▶ _WORK REQUEST_
Each line of the records containing "number" is to be copied out and returned.
*** DATA SHOWN ***
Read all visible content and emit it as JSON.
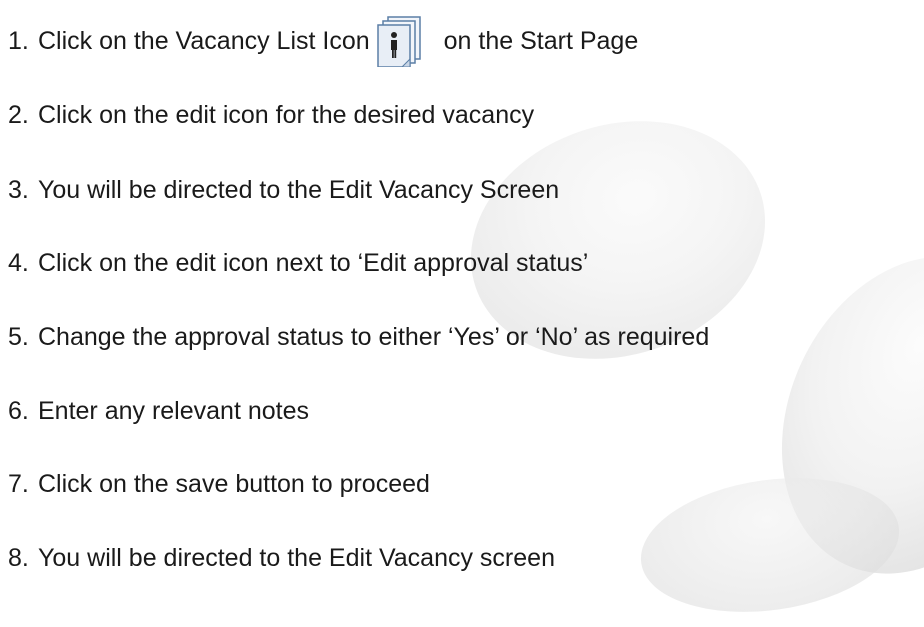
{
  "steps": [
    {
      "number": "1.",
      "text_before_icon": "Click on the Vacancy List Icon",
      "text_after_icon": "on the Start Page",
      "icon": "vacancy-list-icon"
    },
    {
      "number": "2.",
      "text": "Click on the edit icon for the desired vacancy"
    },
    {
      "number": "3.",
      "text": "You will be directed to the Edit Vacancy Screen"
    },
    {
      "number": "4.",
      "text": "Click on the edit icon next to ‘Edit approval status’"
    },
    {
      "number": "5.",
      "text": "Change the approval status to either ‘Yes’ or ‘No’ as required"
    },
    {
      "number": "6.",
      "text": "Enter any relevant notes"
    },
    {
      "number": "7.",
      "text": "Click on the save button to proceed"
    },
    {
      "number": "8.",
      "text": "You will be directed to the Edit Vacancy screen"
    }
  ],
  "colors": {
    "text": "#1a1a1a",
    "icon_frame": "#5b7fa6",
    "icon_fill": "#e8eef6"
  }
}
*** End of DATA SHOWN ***
▶ _YOUR RESPONSE_
      "number": "1.",
      "number": "2.",
      "number": "3.",
      "number": "4.",
      "number": "5.",
      "number": "6.",
      "number": "7.",
      "number": "8.",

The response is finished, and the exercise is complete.